TASK:
Restate the whole listing exactly.

INPUT DATA:
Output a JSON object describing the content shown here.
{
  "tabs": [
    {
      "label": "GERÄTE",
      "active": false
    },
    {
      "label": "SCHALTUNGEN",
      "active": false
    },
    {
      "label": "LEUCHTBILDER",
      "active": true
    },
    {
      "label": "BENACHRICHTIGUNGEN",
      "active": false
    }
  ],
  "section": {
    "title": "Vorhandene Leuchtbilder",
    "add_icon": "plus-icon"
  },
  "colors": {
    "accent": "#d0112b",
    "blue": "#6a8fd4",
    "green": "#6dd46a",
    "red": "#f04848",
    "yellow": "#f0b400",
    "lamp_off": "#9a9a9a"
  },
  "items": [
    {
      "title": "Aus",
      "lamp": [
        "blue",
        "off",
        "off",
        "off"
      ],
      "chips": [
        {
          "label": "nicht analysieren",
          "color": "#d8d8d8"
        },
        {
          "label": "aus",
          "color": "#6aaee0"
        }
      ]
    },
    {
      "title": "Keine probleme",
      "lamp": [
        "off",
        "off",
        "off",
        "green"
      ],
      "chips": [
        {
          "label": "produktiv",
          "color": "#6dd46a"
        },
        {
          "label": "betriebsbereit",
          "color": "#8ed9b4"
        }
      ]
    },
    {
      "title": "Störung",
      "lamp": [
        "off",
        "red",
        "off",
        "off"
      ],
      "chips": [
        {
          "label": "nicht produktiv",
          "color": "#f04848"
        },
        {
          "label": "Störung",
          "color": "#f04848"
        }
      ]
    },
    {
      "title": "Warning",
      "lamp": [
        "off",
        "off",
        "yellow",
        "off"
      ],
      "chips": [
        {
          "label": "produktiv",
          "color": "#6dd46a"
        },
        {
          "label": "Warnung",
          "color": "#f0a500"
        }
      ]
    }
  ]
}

SOLUTION TO THIS PROBLEM:
Output a JSON object describing the content shown here.
{
  "tabs": [
    {
      "label": "GERÄTE",
      "active": false
    },
    {
      "label": "SCHALTUNGEN",
      "active": false
    },
    {
      "label": "LEUCHTBILDER",
      "active": true
    },
    {
      "label": "BENACHRICHTIGUNGEN",
      "active": false
    }
  ],
  "section": {
    "title": "Vorhandene Leuchtbilder",
    "add_icon": "plus-icon"
  },
  "colors": {
    "accent": "#d0112b",
    "blue": "#6a8fd4",
    "green": "#6dd46a",
    "red": "#f04848",
    "yellow": "#f0b400",
    "lamp_off": "#9a9a9a"
  },
  "items": [
    {
      "title": "Aus",
      "lamp": [
        "blue",
        "off",
        "off",
        "off"
      ],
      "chips": [
        {
          "label": "nicht analysieren",
          "color": "#d8d8d8"
        },
        {
          "label": "aus",
          "color": "#6aaee0"
        }
      ]
    },
    {
      "title": "Keine probleme",
      "lamp": [
        "off",
        "off",
        "off",
        "green"
      ],
      "chips": [
        {
          "label": "produktiv",
          "color": "#6dd46a"
        },
        {
          "label": "betriebsbereit",
          "color": "#8ed9b4"
        }
      ]
    },
    {
      "title": "Störung",
      "lamp": [
        "off",
        "red",
        "off",
        "off"
      ],
      "chips": [
        {
          "label": "nicht produktiv",
          "color": "#f04848"
        },
        {
          "label": "Störung",
          "color": "#f04848"
        }
      ]
    },
    {
      "title": "Warning",
      "lamp": [
        "off",
        "off",
        "yellow",
        "off"
      ],
      "chips": [
        {
          "label": "produktiv",
          "color": "#6dd46a"
        },
        {
          "label": "Warnung",
          "color": "#f0a500"
        }
      ]
    }
  ]
}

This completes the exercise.